We can’t seem to open a newspaper, turn on our TV or visit a news site without seeing the words ‘SOCIAL MEDIA OUTRAGE ‘plastered all over the headlines. Whether it be a brand expressing sheer incompetence by hijacking a hashtag created in remembrance of a terrible tragedy (yes, you
Celeb Boutique), a Swiss Olympian tweeting he wants to beat up the opposing team or someone viciously ‘trolling’ a sports star, it seems social media is still rife with unpleasant behaviour.
But it’s not all bad.
Social media presents brands and celebs with an excellent opportunity to really delight and reward fans, and there are many great examples of this out there. Unfortunately they tend to get lost in all the negativity (a negative story is a great news story right?) so I thought I'd set this right here.
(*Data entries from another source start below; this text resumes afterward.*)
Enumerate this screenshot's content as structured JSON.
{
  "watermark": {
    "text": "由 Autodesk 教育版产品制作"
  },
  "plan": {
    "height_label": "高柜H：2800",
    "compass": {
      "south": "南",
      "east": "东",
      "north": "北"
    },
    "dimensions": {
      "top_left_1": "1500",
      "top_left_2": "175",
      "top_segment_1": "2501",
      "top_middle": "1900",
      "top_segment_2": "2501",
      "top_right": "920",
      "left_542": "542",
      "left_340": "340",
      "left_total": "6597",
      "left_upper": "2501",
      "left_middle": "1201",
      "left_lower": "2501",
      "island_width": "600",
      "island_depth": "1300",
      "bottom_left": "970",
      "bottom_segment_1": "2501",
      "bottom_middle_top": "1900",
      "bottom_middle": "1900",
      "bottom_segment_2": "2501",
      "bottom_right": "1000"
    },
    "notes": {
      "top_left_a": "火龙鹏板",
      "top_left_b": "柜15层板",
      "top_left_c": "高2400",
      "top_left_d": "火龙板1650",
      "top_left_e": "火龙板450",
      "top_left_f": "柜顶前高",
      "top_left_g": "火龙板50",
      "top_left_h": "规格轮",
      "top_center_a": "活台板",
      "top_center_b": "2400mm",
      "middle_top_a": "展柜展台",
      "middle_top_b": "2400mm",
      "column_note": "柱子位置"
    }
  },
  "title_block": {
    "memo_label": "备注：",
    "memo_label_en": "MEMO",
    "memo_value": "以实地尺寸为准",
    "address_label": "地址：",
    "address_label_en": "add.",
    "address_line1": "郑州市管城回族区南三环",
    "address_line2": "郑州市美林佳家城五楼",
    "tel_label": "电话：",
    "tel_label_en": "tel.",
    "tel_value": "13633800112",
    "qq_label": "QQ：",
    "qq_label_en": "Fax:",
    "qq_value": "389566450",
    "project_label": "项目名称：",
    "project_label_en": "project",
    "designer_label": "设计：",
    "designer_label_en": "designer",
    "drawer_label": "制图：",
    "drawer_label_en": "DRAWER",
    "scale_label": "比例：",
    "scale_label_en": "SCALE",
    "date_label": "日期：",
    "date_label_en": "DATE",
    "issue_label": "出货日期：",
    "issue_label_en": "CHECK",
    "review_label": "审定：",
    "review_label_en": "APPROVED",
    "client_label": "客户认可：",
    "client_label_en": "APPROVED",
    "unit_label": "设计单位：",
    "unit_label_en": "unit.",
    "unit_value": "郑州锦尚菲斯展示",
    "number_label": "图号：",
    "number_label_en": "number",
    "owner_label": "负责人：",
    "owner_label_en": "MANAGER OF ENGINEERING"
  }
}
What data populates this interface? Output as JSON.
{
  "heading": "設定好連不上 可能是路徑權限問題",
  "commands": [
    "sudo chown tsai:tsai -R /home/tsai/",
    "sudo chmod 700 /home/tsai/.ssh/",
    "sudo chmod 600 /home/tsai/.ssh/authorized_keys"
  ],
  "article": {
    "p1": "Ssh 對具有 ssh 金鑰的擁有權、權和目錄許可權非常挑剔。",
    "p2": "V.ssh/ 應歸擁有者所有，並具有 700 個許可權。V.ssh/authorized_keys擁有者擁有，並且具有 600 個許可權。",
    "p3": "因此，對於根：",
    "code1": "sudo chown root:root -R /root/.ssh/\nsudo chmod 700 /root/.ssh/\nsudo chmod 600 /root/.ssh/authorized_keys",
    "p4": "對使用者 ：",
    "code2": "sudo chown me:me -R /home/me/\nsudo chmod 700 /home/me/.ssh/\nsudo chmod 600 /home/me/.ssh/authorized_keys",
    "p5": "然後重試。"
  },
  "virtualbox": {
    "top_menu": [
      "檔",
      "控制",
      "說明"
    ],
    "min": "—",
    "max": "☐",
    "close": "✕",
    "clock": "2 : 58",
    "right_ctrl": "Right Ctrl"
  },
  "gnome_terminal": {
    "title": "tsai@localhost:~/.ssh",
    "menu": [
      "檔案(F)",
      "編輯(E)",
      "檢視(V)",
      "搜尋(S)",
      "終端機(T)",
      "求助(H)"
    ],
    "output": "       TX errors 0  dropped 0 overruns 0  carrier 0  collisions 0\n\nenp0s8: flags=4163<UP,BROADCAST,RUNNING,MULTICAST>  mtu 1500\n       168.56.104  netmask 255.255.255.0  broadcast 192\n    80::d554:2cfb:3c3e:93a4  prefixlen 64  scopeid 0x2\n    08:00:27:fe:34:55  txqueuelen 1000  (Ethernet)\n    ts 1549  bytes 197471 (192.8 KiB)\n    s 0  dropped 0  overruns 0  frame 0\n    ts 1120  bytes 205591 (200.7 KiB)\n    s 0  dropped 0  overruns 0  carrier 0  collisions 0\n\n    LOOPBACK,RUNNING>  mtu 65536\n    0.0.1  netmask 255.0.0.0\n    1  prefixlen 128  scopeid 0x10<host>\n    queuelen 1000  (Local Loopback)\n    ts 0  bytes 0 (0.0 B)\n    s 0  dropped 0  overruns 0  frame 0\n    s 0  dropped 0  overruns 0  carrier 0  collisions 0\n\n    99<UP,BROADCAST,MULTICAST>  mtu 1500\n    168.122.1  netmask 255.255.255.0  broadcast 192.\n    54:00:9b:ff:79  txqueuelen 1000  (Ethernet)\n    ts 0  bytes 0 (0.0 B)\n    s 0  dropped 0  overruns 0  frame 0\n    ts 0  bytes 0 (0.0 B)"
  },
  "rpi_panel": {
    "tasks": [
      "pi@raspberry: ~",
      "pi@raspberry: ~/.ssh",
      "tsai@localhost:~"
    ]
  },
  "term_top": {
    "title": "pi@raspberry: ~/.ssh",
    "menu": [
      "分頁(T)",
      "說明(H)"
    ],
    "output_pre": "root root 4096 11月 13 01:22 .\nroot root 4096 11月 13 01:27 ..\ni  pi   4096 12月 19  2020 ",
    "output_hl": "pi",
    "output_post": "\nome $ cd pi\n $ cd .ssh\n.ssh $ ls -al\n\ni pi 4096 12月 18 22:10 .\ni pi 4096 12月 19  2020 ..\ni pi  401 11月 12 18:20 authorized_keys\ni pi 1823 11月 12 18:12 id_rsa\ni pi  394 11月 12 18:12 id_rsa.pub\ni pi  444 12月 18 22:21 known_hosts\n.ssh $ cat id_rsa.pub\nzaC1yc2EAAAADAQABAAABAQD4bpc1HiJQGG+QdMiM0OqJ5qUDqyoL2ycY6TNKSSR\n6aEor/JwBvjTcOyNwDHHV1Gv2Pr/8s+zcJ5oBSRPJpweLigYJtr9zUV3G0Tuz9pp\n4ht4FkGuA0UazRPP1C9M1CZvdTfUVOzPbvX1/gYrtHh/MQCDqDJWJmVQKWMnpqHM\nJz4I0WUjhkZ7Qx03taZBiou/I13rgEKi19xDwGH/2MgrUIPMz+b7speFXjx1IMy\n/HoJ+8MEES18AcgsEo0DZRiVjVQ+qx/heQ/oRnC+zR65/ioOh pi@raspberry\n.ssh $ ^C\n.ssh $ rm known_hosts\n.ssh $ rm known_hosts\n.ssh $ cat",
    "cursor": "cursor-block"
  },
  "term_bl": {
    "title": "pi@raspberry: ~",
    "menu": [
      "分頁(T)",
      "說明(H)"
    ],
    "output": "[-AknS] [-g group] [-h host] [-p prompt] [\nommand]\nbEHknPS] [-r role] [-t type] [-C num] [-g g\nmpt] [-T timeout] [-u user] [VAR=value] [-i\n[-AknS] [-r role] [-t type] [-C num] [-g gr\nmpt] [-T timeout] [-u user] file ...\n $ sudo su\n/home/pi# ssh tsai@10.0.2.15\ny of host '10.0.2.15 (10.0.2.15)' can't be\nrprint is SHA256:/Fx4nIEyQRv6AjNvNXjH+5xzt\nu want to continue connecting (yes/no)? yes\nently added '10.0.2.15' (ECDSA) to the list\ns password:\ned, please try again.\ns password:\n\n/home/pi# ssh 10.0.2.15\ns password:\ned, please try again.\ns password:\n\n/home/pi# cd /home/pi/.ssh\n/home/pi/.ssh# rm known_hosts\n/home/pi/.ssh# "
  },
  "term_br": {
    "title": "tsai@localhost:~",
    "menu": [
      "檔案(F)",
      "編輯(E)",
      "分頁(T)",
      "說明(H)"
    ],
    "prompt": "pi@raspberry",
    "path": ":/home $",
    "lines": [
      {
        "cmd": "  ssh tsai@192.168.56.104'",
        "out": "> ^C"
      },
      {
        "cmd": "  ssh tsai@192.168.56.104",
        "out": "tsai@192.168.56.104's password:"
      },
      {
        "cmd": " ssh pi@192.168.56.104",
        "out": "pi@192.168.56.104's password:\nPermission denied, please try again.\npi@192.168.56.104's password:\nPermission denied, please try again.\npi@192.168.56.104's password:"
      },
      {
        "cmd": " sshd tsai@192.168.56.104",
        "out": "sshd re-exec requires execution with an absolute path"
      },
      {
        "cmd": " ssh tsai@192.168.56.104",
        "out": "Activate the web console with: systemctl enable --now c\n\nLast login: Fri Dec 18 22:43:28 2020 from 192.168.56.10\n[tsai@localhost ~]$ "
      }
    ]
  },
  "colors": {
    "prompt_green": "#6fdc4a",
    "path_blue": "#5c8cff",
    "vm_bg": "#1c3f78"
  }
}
Here are five of my favourite examples of brands and celebrities surprising, delighting and engaging their fans.
Jason Mraz asks his fans to help him come up with ideas for the music video for his new single “The Woman I Love” by answering the question ‘ “What does ‘The Woman I Love’ mean to you?” on Twitter. Mraz posted this video last week, so we’ll keep an eye on response rates and update you on its success in the comments below.
Legendary basketball player
Shaquille O’Neal is well renowned for the time and effort he puts into interacting with his fans on Twitter. When it came to his retirement, he showed them the utmost respect by announcing his decision to them before sharing with the press.
Sport, at all levels, is inherently social, and QPR chairman Tony Fernandes is a great advocate of giving the fans unprecedented access and insights into the running of the club.
To find out who the fans would like to see on the pitch, he asked for their opinion on signing suggestions. Sean Walsh over at the excellent Digital Football blog did some research and found that QPR witnessed a 39% growth in its Twitter following, as well as a staggering 49% increase in the number of Facebook fans around this period. This, coupled with the high number of suggestions actually sent by fans highlights that fans really do love being empowered by their clubs.
Marseille offered its fans a special surprise if they could hit 1m Facebook likes on their official page. The fans met this request, and as a result, were given the task of creating the 2011/12 shirt. 60,000 submissions were made, and one lucky user's creation was selected by the fans. This is an excellent example of a creative way to drive traffic to your social presence.
Citroen are on a mission to design the first car ‘Created for the Facebook generation, by the Facebook generation. The brand is doing this through the ‘You Like it, We Make it’ Facebook app allows fans to choose from six configurations including alloys, interior and exterior colour schemes, in-car technology options such as Bluetooth and sat-nav as well as the number of doors the vehicle has.
Citroen then plan to put the most popular ideas into production to create its Citroen C1 Connexion special edition city car. By participating, users are entered into a prize draw to win the car.
As a nice little bonus, I thought it would be good to showcase an example of people using social media to rally together for a good cause.
Karen Klein, a 68 year old bus monitor from upstate New York, was reduced to tears by a group of teenagers on a school bus who relentlessly bullied her for over 10 minutes. The video (above) was uploaded to YouTube and went viral, with sympathisers offering to start up a fund to send Karen on a ‘dream holiday’.
To date, the fund has raised over $700K.
This list is by no means exhaustive.
If I’ve missed out your favourite example, let me know in the comments section below :)
From Client Insight Manager John Paul @johnpaulfox #Yomegosocial